Natural Categories for More Natural Generation
1990) Natural Categories for More Natural Generation. Technical Report TR-90-22, Computer Science, Virginia Polytechnic Institute and State University. (
Psychological research has shown that natural taxonomies contain a distinguished or basic level. Adult speakers use the names of these categories most frequently and can list a large number of attributes for them. They typically cannot list many attributes for superordinate categories and few list additional attributes for subordinate categories. Because natural taxonomies are important to human language, their use in natural language processing systems appears well founded. In the past, however, most AI systems have been implemented around uniform taxonomies in which there is no distinguished level. It has recently been demonstrated that natural taxonomies enhance language processing systems by allowing selection of appropriate category names and by providing the means to handle implicit focus. In previous research, we have argued that benefits from the use of natural categories can be realized in multi-sentential connected generation systems. We briefly summarize the psychological research on natural taxonomies that relates to natural language processing systems, the use of natural categorizations in current natural language processing systems, and the results of our previous research in which we show how natural categories can be used in multiple sentence generation systems to allow the selection of appropriate category names, to provide a mechanism to help determine salience, and to provide for the shallow modeling of audience expertise.
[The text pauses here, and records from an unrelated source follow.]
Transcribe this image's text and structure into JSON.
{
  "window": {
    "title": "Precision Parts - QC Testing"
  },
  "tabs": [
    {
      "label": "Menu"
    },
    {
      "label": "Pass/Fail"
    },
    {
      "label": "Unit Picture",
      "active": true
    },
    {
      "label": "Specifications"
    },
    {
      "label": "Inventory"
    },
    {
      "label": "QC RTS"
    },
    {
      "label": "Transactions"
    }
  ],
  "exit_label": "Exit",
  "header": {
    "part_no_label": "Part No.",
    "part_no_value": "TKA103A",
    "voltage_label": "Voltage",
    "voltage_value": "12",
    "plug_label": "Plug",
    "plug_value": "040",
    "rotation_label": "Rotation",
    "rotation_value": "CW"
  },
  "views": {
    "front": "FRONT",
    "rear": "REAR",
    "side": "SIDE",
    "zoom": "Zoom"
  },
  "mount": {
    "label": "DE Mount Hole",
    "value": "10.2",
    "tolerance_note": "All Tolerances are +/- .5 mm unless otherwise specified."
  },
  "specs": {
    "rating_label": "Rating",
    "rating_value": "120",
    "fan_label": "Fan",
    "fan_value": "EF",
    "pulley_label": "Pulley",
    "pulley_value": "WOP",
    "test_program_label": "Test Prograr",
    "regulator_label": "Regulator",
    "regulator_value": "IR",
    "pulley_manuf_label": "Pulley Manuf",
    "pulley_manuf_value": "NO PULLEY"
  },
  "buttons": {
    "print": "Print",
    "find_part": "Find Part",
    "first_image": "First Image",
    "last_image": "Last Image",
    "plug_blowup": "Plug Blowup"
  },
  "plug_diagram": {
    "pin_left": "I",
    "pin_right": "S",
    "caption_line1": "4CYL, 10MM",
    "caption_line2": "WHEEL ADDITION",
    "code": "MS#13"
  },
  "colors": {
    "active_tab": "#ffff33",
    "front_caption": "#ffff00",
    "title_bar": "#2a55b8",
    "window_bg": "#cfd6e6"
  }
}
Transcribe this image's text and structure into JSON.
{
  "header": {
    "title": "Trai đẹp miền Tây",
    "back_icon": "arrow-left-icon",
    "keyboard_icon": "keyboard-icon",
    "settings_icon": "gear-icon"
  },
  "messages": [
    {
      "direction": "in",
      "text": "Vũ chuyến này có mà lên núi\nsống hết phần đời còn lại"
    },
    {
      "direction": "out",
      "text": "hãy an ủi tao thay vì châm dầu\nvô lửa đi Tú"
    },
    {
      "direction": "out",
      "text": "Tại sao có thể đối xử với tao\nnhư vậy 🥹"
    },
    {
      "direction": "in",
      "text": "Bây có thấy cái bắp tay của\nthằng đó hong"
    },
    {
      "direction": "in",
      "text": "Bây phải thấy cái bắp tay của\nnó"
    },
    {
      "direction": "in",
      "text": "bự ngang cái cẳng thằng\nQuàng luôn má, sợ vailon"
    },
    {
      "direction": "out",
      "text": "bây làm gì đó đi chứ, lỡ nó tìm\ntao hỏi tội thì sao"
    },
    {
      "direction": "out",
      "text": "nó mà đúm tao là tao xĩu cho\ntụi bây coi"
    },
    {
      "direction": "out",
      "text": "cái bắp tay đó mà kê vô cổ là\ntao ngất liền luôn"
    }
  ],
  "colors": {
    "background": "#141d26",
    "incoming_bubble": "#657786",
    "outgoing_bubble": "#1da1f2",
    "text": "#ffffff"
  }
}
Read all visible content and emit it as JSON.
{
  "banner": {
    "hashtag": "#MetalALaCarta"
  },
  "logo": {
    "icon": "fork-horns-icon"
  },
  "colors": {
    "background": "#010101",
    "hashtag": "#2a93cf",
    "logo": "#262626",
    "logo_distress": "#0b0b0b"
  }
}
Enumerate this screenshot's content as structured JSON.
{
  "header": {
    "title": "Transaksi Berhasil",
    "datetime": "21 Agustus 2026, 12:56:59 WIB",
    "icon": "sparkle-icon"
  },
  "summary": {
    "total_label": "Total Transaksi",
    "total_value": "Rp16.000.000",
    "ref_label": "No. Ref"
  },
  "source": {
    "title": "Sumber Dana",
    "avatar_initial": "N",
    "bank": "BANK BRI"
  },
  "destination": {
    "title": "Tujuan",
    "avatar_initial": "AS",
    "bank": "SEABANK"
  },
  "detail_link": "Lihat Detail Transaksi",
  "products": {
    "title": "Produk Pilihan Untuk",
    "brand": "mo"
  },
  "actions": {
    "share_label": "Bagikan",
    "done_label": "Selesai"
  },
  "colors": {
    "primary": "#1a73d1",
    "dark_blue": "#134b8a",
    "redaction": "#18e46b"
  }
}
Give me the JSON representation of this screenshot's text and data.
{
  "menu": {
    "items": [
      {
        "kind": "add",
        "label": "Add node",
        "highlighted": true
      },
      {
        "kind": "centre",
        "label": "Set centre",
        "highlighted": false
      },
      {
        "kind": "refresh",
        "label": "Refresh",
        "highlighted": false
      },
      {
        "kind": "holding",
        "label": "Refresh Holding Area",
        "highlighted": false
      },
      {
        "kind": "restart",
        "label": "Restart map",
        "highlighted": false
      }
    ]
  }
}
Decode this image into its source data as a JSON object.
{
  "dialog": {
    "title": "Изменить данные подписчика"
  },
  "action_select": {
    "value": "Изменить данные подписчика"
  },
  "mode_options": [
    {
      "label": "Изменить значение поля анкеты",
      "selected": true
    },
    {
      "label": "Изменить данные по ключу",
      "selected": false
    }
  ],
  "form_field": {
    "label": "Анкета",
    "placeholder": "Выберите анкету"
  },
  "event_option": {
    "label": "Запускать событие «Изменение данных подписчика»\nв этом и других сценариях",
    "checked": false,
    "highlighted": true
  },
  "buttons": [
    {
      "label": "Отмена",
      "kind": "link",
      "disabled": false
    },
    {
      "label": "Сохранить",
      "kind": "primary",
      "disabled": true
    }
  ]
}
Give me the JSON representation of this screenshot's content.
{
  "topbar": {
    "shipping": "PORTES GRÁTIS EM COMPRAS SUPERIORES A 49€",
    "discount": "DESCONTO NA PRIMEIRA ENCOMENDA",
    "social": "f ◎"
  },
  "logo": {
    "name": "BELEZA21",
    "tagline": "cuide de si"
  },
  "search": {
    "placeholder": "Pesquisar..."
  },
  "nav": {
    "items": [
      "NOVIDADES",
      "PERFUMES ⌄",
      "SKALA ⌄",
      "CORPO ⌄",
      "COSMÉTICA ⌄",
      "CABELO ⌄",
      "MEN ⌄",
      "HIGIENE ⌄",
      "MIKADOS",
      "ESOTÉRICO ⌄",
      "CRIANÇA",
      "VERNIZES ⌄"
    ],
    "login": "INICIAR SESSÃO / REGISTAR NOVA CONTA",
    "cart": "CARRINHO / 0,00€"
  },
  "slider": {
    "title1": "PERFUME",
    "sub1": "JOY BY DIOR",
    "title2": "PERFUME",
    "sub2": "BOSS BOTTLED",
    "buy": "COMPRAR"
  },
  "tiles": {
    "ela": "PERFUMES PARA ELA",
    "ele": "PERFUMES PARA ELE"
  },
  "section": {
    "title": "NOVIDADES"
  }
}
We then describe additional benefits of natural categories in generation systems by demonstrating that natural categories provide a mechanism that aids selection of discourse schemes and increase the efficiency of inheritance.
|Item Type:||Departmental Technical Report|
|Subjects:||Computer Science > Historical Collection(Till Dec 2001)|
|Deposited By:||User autouser|
|Deposited On:||05 December 2001|